Next, came AOL Instant Messenger, what we referred to as AIM. The most exciting feature was having the ability to leave an ‘away message.’ This idea sounded great, but talk about self-esteem struggles. ‘Friends’ started posting what they were doing and who they were doing it with. How was it possible to not feel excluded and awful about myself when I saw my two best friends publicize they were at Starbucks, but didn’t ask me to join? Or were at a movie on the weekend, but I wasn’t included in the plans? (Don’t get me wrong. I loved AIM at the time. In fact, it was how my husband first contacted me!) But, again, AIM was just a sampling of what was yet to come.
Facebook came and took this to an even greater level. Facebook had it all, and more. It had pictures! So between having the ability to see how many friends everyone had, who the friends were, what they were doing or have been doing, AND having visual proof of it, it became impossible to not stack myself up against others, differentiate myself, or perceive myself in a negative way.
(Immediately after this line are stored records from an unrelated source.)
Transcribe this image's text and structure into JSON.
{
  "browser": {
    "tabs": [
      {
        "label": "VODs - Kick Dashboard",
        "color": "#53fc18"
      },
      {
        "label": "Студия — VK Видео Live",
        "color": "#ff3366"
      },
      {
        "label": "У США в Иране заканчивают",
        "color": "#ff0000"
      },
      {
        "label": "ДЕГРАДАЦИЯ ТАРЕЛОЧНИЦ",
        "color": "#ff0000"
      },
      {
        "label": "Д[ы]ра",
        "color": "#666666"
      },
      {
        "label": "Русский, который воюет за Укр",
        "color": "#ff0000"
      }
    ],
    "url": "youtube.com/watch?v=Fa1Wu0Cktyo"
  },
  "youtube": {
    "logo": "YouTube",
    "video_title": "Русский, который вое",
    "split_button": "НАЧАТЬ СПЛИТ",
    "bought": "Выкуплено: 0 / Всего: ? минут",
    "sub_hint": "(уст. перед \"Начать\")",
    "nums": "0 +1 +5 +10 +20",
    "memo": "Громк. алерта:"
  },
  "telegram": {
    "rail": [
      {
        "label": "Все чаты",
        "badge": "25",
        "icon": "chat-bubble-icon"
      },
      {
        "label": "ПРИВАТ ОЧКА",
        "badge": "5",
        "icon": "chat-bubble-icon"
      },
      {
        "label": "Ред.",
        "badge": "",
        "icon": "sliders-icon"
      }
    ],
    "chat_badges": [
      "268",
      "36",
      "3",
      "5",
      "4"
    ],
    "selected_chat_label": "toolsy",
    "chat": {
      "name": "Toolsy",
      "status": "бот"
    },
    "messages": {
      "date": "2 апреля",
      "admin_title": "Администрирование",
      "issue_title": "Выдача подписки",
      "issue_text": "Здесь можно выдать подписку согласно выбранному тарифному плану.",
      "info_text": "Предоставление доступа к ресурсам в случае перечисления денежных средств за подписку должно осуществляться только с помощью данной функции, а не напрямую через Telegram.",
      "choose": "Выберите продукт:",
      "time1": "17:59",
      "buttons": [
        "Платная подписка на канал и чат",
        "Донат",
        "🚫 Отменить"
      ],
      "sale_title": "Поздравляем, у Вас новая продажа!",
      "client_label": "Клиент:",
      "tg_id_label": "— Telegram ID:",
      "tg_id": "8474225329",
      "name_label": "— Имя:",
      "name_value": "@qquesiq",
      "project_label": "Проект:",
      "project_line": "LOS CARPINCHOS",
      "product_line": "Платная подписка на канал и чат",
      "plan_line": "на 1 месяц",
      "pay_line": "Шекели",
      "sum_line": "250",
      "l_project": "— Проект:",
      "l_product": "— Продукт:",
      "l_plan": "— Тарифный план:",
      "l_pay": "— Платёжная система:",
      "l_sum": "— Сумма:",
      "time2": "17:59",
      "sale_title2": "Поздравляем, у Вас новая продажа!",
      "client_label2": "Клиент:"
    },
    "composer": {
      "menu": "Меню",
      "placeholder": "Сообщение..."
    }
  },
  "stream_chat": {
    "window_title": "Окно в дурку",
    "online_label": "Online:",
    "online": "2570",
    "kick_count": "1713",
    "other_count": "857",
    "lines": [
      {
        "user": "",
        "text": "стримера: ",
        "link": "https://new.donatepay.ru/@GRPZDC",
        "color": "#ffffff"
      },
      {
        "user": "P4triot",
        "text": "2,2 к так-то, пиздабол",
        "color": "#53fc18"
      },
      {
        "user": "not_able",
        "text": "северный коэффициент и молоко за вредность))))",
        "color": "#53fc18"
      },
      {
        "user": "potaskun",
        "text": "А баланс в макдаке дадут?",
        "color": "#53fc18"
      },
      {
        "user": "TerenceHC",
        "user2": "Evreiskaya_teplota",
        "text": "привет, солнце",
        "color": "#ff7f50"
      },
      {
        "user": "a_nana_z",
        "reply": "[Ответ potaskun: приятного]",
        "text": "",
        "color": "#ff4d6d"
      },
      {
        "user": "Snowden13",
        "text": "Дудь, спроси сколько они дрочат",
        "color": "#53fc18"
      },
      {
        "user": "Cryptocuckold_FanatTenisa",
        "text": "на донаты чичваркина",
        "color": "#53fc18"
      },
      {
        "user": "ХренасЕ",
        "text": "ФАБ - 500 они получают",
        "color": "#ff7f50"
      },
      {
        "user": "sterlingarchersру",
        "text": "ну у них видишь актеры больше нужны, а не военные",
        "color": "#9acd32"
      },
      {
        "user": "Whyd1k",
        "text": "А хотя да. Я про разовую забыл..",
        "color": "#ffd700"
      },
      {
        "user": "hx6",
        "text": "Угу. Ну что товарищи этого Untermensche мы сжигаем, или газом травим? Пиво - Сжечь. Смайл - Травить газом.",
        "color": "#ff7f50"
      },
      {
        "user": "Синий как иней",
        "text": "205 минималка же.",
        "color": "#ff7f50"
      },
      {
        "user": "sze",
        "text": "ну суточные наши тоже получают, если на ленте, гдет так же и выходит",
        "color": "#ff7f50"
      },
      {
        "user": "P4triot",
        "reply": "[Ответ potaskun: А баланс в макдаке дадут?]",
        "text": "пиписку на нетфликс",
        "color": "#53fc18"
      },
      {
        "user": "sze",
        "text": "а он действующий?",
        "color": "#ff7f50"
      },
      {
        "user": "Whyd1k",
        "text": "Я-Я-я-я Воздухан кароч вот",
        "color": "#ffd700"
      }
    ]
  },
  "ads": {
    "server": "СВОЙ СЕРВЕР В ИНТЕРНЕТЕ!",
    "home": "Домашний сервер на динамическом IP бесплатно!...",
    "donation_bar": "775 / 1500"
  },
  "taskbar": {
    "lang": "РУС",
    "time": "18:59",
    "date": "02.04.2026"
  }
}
I can’t be positive, but I am pretty damn sure I’m not the only one who doesn’t feel good about myself when excluded from a group, activity, party, or even a conversation. But, there is something so much worse about seeing it broadcasted on social media. I’m 33 years old, married, with a family. If I feel lonely and depressed from seeing my peers hanging out together, going to dinner, or getting drinks without inviting me, I can’t even imagine how a hormonal teenager must feel when they see the same online.
And, finally, Instagram. (Well, the finale really should be Snapchat. But I still haven’t quite figured that out yet. So I’ll stop at Instagram). When reflecting on my days as of late, sure there are beautiful, memorable moments with smiles, laughter, and joy. But, I’ll be honest. I have three children (5 and under). More than anything, there is a mass amount of chaos, whining and crying, fighting, screaming, anger, frustration, and exhaustion. Pure exhaustion. So, I am guilty of it, too. I don’t take or share pictures of these moments. God forbid someone judges me. Or, declares me a bad mother or wife. Or, thinks I am a loner. Who wants to be friends with the screaming, raging and aggravated person? Scroll through my Facebook and Instagram accounts, and you will see perfection. Pure happiness. Love and completeness.
I’m human, though. My self-esteem and self-image has been significantly influenced by social media. I love nothing more than being in my oversized sweatpants on a Friday night overeating, playing on my phone, and sitting next to my husband on the couch while he watches Dateline. But, still, as I sign in to my social media accounts, and see “friends” of mine posting selfies out on the town, dressed and fully made up, and appearing to be having the greatest time ever, I can’t help but feel dejected.
Does anybody actually live the life they portray on social media? I don’t. Therefore, I apologize if my postings have ever impacted your self-esteem. I try to take other people’s post with a grain of salt. You should, too. And, most importantly, include. Live by the mantra, “the more the merrier.” Because, we all know how it feels to be on the outside.